__TO DO__: Pull every line containing "JSON" from the entries.

== == ==

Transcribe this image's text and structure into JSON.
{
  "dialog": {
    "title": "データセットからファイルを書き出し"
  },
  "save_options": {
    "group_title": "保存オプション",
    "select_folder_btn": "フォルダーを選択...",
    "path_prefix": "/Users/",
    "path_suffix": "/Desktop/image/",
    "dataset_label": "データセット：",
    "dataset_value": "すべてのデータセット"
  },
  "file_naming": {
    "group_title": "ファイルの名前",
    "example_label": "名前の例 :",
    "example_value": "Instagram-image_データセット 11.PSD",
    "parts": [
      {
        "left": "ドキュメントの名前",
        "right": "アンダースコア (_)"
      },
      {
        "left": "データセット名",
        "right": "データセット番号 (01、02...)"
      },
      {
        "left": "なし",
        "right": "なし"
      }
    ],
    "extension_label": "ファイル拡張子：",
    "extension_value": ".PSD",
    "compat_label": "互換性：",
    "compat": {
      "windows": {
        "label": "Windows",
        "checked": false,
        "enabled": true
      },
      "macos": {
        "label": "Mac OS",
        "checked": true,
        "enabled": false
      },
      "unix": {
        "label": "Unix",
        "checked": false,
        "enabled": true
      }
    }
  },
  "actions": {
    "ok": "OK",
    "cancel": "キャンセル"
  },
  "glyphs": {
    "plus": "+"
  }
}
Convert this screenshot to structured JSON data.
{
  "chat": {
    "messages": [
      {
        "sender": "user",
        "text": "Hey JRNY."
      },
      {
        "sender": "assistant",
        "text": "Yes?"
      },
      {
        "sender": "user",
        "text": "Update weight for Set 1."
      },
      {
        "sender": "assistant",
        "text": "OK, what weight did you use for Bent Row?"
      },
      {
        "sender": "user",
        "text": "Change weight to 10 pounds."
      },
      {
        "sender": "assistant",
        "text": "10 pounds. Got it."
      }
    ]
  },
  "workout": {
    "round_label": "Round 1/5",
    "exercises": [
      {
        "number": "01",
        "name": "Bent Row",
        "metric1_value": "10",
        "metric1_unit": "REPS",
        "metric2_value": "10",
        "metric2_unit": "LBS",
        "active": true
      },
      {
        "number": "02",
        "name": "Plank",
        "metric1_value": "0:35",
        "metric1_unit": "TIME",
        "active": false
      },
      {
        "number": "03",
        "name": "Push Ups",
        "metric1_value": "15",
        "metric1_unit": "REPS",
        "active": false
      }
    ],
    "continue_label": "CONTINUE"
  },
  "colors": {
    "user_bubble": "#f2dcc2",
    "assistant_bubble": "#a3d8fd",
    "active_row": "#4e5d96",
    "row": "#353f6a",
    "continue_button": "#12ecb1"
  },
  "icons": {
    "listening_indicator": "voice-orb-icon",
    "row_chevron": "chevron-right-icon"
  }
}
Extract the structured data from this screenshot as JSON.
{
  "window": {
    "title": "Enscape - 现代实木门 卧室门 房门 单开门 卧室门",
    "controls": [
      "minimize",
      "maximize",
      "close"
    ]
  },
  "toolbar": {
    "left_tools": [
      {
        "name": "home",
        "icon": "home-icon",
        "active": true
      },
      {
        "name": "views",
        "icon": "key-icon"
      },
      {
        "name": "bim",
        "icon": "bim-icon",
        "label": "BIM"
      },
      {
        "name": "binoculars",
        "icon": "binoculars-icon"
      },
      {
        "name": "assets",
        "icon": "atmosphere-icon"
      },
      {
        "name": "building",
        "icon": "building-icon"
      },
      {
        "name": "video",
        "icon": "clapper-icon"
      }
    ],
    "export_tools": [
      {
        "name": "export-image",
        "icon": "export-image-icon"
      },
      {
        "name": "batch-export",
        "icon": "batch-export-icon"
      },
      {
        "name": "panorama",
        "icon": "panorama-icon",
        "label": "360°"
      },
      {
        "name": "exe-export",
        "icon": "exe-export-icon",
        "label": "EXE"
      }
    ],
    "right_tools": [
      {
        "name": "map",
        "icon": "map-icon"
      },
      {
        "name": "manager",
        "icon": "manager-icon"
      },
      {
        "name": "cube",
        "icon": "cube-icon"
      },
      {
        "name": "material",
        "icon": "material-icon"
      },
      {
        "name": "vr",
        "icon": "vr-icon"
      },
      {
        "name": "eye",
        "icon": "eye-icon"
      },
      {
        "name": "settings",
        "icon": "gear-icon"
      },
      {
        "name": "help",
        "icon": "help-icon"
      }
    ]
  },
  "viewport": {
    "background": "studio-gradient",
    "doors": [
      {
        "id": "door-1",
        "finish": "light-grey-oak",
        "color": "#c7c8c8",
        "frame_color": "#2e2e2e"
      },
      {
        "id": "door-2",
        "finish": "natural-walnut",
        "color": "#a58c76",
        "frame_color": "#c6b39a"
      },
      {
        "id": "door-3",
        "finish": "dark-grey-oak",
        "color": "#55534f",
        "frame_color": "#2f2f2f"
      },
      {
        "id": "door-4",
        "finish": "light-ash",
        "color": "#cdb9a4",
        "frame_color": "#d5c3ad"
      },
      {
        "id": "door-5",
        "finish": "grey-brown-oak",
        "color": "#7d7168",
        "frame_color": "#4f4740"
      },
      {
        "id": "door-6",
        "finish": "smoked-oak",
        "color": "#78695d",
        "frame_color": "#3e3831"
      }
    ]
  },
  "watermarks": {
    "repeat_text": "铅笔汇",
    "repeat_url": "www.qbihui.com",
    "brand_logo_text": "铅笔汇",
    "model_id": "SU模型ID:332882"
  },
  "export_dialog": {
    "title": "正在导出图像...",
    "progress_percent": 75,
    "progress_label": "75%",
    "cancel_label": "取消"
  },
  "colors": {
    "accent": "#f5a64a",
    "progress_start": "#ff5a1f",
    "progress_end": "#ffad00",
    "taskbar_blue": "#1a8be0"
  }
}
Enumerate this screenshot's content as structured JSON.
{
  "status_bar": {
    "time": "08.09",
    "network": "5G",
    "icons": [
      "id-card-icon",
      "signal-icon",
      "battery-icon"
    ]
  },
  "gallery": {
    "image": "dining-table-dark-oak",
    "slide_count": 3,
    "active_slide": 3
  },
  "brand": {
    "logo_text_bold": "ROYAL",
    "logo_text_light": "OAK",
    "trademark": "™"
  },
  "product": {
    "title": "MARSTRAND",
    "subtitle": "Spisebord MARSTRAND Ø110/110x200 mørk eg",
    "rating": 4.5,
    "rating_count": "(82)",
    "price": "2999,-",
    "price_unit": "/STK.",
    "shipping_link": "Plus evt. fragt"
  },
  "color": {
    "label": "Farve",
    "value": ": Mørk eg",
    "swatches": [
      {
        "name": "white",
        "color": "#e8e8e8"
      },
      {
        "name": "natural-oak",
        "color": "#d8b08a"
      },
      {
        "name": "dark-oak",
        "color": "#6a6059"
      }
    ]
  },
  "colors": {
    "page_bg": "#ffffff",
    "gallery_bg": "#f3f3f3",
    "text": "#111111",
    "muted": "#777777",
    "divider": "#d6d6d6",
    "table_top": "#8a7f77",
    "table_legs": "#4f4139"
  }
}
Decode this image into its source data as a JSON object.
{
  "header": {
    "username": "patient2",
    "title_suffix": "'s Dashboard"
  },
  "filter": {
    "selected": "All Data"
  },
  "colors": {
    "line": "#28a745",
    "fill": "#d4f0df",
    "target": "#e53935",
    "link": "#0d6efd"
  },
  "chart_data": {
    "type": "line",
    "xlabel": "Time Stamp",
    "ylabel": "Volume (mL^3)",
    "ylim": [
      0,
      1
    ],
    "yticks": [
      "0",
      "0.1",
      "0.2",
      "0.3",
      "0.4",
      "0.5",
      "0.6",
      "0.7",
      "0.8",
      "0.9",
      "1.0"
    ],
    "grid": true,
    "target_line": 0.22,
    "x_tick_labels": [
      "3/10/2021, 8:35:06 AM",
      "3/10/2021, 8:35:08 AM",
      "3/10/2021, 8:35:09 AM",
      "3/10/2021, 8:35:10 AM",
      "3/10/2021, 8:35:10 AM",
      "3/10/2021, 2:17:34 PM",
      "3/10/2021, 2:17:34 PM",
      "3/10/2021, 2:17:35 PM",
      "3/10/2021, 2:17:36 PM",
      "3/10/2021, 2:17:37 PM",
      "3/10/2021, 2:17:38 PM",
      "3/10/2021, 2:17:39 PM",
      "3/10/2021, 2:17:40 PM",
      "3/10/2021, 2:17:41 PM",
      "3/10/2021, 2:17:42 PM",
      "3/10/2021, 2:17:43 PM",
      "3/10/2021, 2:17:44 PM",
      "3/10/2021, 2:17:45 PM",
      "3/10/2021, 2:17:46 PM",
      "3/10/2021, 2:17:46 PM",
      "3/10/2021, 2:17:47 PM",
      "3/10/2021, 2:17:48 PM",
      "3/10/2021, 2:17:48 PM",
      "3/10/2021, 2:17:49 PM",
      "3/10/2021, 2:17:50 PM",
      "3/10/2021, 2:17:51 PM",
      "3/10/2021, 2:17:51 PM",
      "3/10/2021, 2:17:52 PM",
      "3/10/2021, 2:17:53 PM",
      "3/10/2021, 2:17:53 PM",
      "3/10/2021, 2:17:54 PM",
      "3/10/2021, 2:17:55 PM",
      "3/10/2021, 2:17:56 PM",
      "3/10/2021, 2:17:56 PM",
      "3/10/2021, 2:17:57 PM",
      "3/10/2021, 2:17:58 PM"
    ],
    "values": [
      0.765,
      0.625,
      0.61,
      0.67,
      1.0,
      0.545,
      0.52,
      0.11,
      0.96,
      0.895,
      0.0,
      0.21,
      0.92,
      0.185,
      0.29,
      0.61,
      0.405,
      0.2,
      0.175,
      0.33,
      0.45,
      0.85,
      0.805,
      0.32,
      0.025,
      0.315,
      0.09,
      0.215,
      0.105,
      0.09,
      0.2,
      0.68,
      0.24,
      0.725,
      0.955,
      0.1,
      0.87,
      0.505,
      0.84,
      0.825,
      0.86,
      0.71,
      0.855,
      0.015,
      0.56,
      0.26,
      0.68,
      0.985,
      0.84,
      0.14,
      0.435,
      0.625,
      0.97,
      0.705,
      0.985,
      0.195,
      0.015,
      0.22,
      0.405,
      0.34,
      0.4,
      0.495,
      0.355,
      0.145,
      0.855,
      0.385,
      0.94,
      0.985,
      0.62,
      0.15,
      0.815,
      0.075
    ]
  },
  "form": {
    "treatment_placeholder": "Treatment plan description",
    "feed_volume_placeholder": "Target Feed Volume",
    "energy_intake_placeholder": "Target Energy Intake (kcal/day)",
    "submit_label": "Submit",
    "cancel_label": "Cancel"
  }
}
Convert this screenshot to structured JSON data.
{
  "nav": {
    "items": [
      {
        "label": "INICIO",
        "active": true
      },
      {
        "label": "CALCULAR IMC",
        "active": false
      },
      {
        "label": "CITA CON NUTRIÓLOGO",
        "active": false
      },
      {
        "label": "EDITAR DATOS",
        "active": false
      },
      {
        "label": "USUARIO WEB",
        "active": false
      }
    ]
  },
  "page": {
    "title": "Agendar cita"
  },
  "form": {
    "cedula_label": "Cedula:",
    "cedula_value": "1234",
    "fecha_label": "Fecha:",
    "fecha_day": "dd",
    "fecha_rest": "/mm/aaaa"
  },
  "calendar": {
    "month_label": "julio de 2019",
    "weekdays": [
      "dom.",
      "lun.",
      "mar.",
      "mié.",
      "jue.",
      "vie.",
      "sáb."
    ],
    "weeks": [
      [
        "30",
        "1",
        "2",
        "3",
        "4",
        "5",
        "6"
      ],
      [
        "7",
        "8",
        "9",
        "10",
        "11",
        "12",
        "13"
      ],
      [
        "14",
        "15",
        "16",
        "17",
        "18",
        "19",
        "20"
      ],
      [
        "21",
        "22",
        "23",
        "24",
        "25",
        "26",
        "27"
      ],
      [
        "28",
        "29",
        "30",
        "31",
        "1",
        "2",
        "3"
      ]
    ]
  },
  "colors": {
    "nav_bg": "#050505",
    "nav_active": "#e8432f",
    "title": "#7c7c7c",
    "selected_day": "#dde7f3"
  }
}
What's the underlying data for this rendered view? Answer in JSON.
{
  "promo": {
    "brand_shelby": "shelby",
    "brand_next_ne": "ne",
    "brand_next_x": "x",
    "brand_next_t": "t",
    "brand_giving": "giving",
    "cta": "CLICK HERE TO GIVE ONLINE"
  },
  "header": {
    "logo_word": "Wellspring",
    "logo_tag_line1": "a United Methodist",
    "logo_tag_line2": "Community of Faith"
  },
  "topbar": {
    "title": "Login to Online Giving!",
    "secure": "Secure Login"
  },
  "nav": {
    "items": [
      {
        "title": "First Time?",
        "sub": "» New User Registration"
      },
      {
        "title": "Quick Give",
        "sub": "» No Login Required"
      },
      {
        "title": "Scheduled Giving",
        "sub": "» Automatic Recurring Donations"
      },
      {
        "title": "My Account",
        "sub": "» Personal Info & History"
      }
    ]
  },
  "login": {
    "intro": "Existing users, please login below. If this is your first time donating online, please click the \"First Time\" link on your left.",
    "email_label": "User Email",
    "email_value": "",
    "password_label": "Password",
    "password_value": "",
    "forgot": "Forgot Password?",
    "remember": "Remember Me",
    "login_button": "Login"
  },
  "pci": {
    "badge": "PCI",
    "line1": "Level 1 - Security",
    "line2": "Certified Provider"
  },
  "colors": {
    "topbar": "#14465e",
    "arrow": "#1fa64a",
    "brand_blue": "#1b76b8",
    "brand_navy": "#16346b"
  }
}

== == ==

__REPLY TO THE EXERCISE__:
Transcribe this image's text and structure into JSON.
Convert this screenshot to structured JSON data.
Extract the structured data from this screenshot as JSON.
Enumerate this screenshot's content as structured JSON.
Decode this image into its source data as a JSON object.
Convert this screenshot to structured JSON data.
What's the underlying data for this rendered view? Answer in JSON.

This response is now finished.